_Exercise_
Go through the entries below and return every line that contains "this".

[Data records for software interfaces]
>>>>>
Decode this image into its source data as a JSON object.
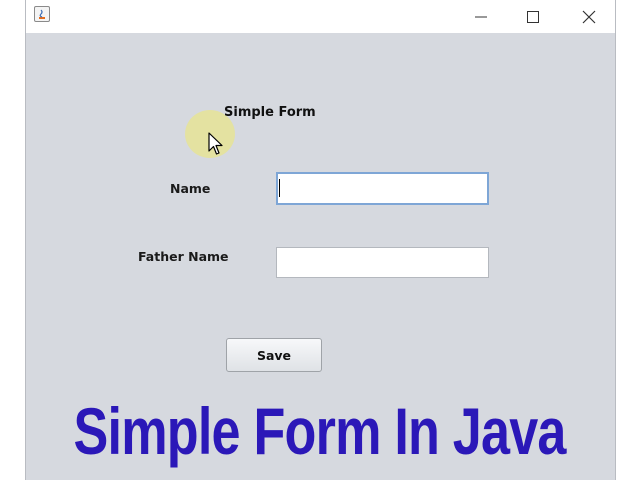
{
  "window": {
    "title_icon": "java-icon",
    "controls": [
      "minimize-icon",
      "maximize-icon",
      "close-icon"
    ]
  },
  "form": {
    "title": "Simple Form",
    "name_label": "Name",
    "name_value": "",
    "father_name_label": "Father Name",
    "father_name_value": "",
    "save_label": "Save"
  },
  "banner": {
    "text": "Simple Form In Java",
    "color": "#2b18b8"
  },
  "colors": {
    "window_background": "#d6d9df",
    "focus_border": "#7ea6d6"
  }
}
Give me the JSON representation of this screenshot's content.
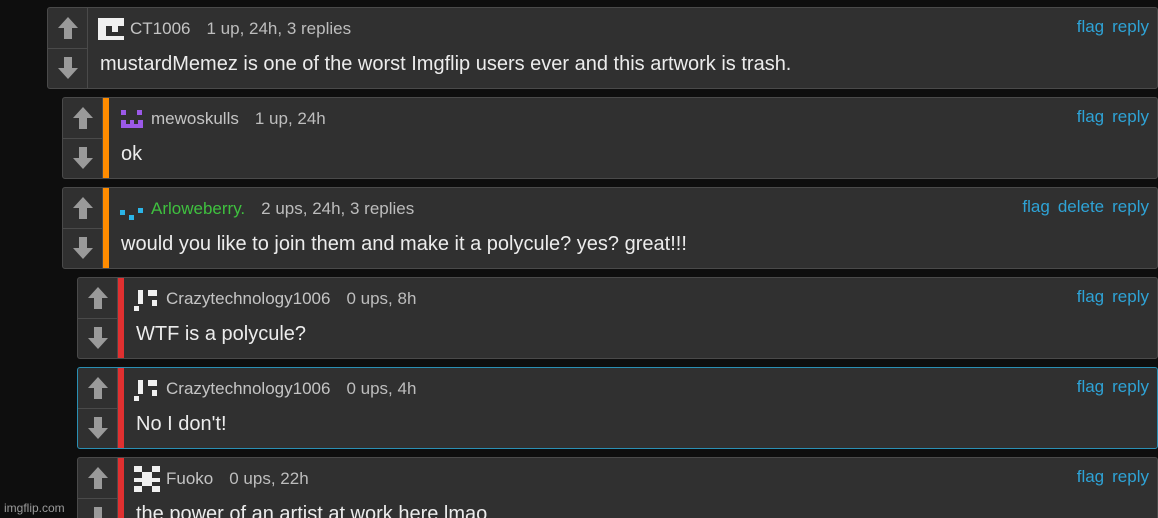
{
  "comments": [
    {
      "username": "CT1006",
      "stats": "1 up, 24h, 3 replies",
      "text": "mustardMemez is one of the worst Imgflip users ever and this artwork is trash.",
      "actions": [
        "flag",
        "reply"
      ],
      "avatar_icon": "white-pixel-avatar-icon"
    },
    {
      "username": "mewoskulls",
      "stats": "1 up, 24h",
      "text": "ok",
      "actions": [
        "flag",
        "reply"
      ],
      "depth_color": "#ff8c00",
      "avatar_icon": "purple-pixel-face-icon"
    },
    {
      "username": "Arloweberry.",
      "stats": "2 ups, 24h, 3 replies",
      "text": "would you like to join them and make it a polycule? yes? great!!!",
      "actions": [
        "flag",
        "delete",
        "reply"
      ],
      "depth_color": "#ff8c00",
      "username_color": "#3fc03f",
      "avatar_icon": "blue-pixel-face-icon"
    },
    {
      "username": "Crazytechnology1006",
      "stats": "0 ups, 8h",
      "text": "WTF is a polycule?",
      "actions": [
        "flag",
        "reply"
      ],
      "depth_color": "#e03030",
      "avatar_icon": "white-pixel-avatar-icon"
    },
    {
      "username": "Crazytechnology1006",
      "stats": "0 ups, 4h",
      "text": "No I don't!",
      "actions": [
        "flag",
        "reply"
      ],
      "depth_color": "#e03030",
      "highlight_color": "#2a8fb3",
      "avatar_icon": "white-pixel-avatar-icon"
    },
    {
      "username": "Fuoko",
      "stats": "0 ups, 22h",
      "text": "the power of an artist at work here lmao",
      "actions": [
        "flag",
        "reply"
      ],
      "depth_color": "#e03030",
      "avatar_icon": "white-pixel-pattern-icon"
    }
  ],
  "watermark": "imgflip.com"
}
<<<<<
_Exercise answer_
Decode this image into its source data as a JSON object.
Give me the JSON representation of this screenshot's content.
      "text": "mustardMemez is one of the worst Imgflip users ever and this artwork is trash.",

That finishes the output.